Wrap carrots, sausages in bacon for fresh 'pigs in a blanket': Julie Van Rosendaal's recipe

No longer must this family-favourite dish feature only hotdogs or cocktail wieners. Julie Van Rosendaal offers two takes on pigs in a blanket.

No longer must this family-favourite dish feature only hotdogs or cocktail wieners

Carrots are tasty roasted but even most delicious when wrapped in bacon. (Julie Van Rosendaal/CBC)

Pigs in blankets as we know them entered the North American culinary scene in the late 1950s.

They were hotdogs or small cocktail weenies wrapped in Pillsbury crescent dough and baked until the pastry was puffed and golden.

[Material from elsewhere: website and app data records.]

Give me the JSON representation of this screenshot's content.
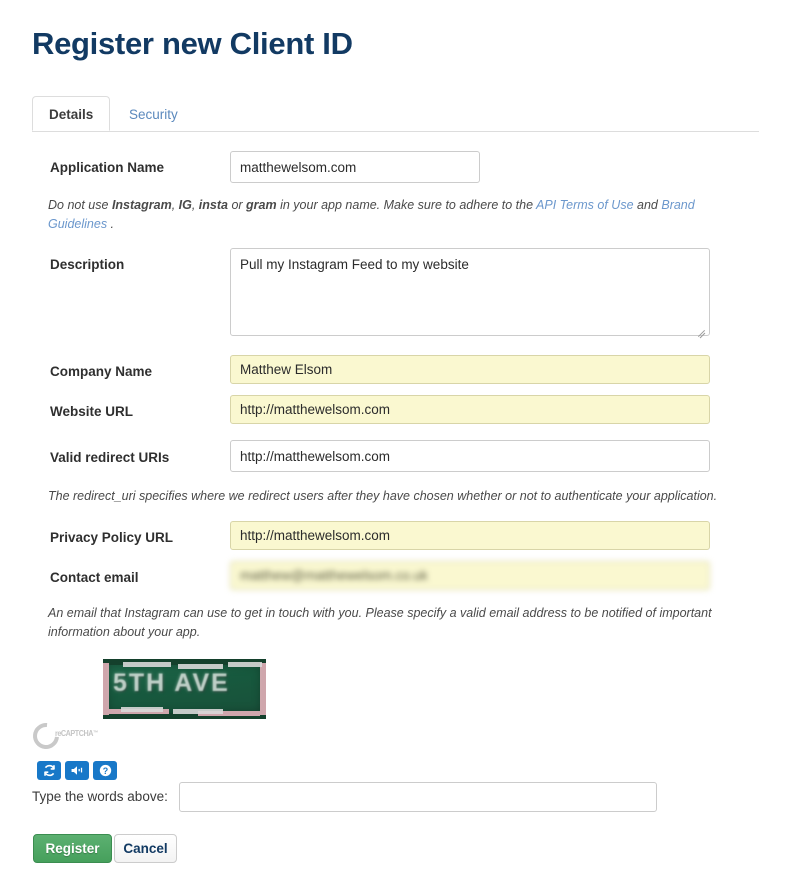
{
  "page": {
    "title": "Register new Client ID",
    "title_color": "#123a63"
  },
  "tabs": [
    {
      "label": "Details",
      "active": true
    },
    {
      "label": "Security",
      "active": false
    }
  ],
  "form": {
    "application_name": {
      "label": "Application Name",
      "value": "matthewelsom.com",
      "placeholder": "",
      "autofilled": false
    },
    "application_name_help": {
      "prefix": "Do not use ",
      "term1": "Instagram",
      "sep1": ", ",
      "term2": "IG",
      "sep2": ", ",
      "term3": "insta",
      "sep3": " or ",
      "term4": "gram",
      "middle": " in your app name. Make sure to adhere to the ",
      "link1": "API Terms of Use",
      "conj": " and ",
      "link2": "Brand Guidelines",
      "suffix": " ."
    },
    "description": {
      "label": "Description",
      "value": "Pull my Instagram Feed to my website",
      "placeholder": "",
      "autofilled": false
    },
    "company_name": {
      "label": "Company Name",
      "value": "Matthew Elsom",
      "placeholder": "",
      "autofilled": true
    },
    "website_url": {
      "label": "Website URL",
      "value": "http://matthewelsom.com",
      "placeholder": "",
      "autofilled": true
    },
    "valid_redirect_uris": {
      "label": "Valid redirect URIs",
      "value": "http://matthewelsom.com",
      "placeholder": "",
      "autofilled": false
    },
    "redirect_help": "The redirect_uri specifies where we redirect users after they have chosen whether or not to authenticate your application.",
    "privacy_policy_url": {
      "label": "Privacy Policy URL",
      "value": "http://matthewelsom.com",
      "placeholder": "",
      "autofilled": true
    },
    "contact_email": {
      "label": "Contact email",
      "value": "matthew@matthewelsom.co.uk",
      "placeholder": "",
      "autofilled": true,
      "redacted": true
    },
    "contact_email_help": "An email that Instagram can use to get in touch with you. Please specify a valid email address to be notified of important information about your app."
  },
  "captcha": {
    "challenge_text": "5TH AVE",
    "logo_text": "reCAPTCHA",
    "logo_tm": "™",
    "buttons": [
      {
        "name": "refresh",
        "title": "Get a new challenge"
      },
      {
        "name": "audio",
        "title": "Get an audio challenge"
      },
      {
        "name": "help",
        "title": "Help"
      }
    ],
    "input_label": "Type the words above:",
    "input_value": "",
    "input_placeholder": "",
    "accent_color": "#1878c8"
  },
  "actions": {
    "register_label": "Register",
    "cancel_label": "Cancel",
    "register_color": "#46a05c"
  }
}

There are variations of sausage wrapped in dough made around the world, some cocktail party-sized, others more substantial.

Really, so long as you have a hotdog/weenie/sausage/cured meat stick and some form of dough, you can call it a pig in a blanket.

Curiously, the British version of pigs in blankets are sausages wrapped in bacon, so that's a double whammy of pig.

If you want to break out of the usual cocktail weenie and crescent roll mould, here are a couple variations to try.​

Carrots roasted in bacon blankets

Because roasted carrots are delicious, as is anything wrapped in bacon, roasting the two together is a very good idea. The bacon shrink-wraps each carrot as it cooks. It's not necessarily authentic but definitely delicious.

Choose long, skinny carrots over plump ones. (Julie Van Rosendaal/CBC)

Choose long, thin carrots rather than the enormous ones that come by the bag in most grocery stores.

If they happen to still have their tops, trim them off, leaving a bit of the green stem intact. To really fancy them up, top the roasted bacon-wrapped carrots with pesto made from the leafy carrot tops.

Trim extra bits of bacon and save them as flavour for a stew. (Julie Van Rosendaal/CBC)


1 bundle of carrots.

1 package of regular or thinly sliced bacon.

Freshly ground black pepper.


Preheat the oven to 204 C (400 F) while you wash the carrots.

Trim any green ends and wrap each one in a piece of bacon.

Lay the carrots seem down on the pan. (Julie Van Rosendaal/CBC)

Place them seam side down on a parchment lined baking sheet. Trim any ends of bacon that might be longer than the carrot. Keep these for starting a soup or stew.

Keep short green tops on the carrots to add a bit of colour. (Julie Van Rosendaal/CBC)

Roast for 20 to 25 minutes. Brush once or twice with the fat as it renders from the bacon. Keep in the oven until the bacon is crisp and the carrots are tender and golden on the ends.

Serving: As many as you like.

Chicken sausages in biscuit blankets

Chicken sausages wrapped in biscuits make a tasty breakfast or brunch dish.

They would even work as a party snack if you went with small breakfast-sized sausages cut in half and dabbed them with grainy mustard.

Try adding a handful of grated cheese to the biscuit mixture, or roasted garlic or fresh herbs. Serve the warm chicken sausage biscuits with grainy mustard or maple syrup.

Wrap sausage in biscuits to spruce up the dish. (Julie Van Rosendaal/CBC)


3 to 4 large chicken apple sausages.

For biscuits:

2 cups of all-purpose flour (or half all-purpose, half whole wheat).

1 tablespoon of baking powder.

¼ teaspoon of salt.

1/3 cup of butter, coarsely grated or cut into bits.

¾ cup of milk or cream, plus extra for brushing.


Preheat the oven to 204 C (400 F).

Cook the sausages in a large skillet on the stovetop or in the oven just until cooked through.

Cool and cut crosswise into three pieces.

To make the biscuit dough, combine the flour, baking powder and salt in a medium bowl.

Blend in the butter and then add the milk, stirring just until the dough comes together.

Pat out about 1.3 centimetres thick and cut into strips.

Brush the biscuits with milk before baking. (Julie Van Rosendaal/CBC)

Wrap a strip around each piece of sausage. This can work different ways. It could be a square or rectangle. The pieces don't have to wrap around perfectly. It's fine if they overlap. The dough pieces can be pinched together if need be.

Place either on their sides or upright on a parchment-lined baking sheet.

Brush with a little extra milk or cream.

Bake for about 15 minutes, or until golden.

Serving: Makes nine to 12 chicken sausage biscuits.

With files from the Calgary Eyeopener.

About the Author

Julie Van Rosendaal

Calgary Eyeopener's food guide

Julie Van Rosendaal talks about food trends, recipes and cooking tips on the Calgary Eyeopener every Tuesday at 8:20 a.m. MT. The best-selling cookbook author is a contributing food editor for the Globe and Mail, and writes for other publications across Canada.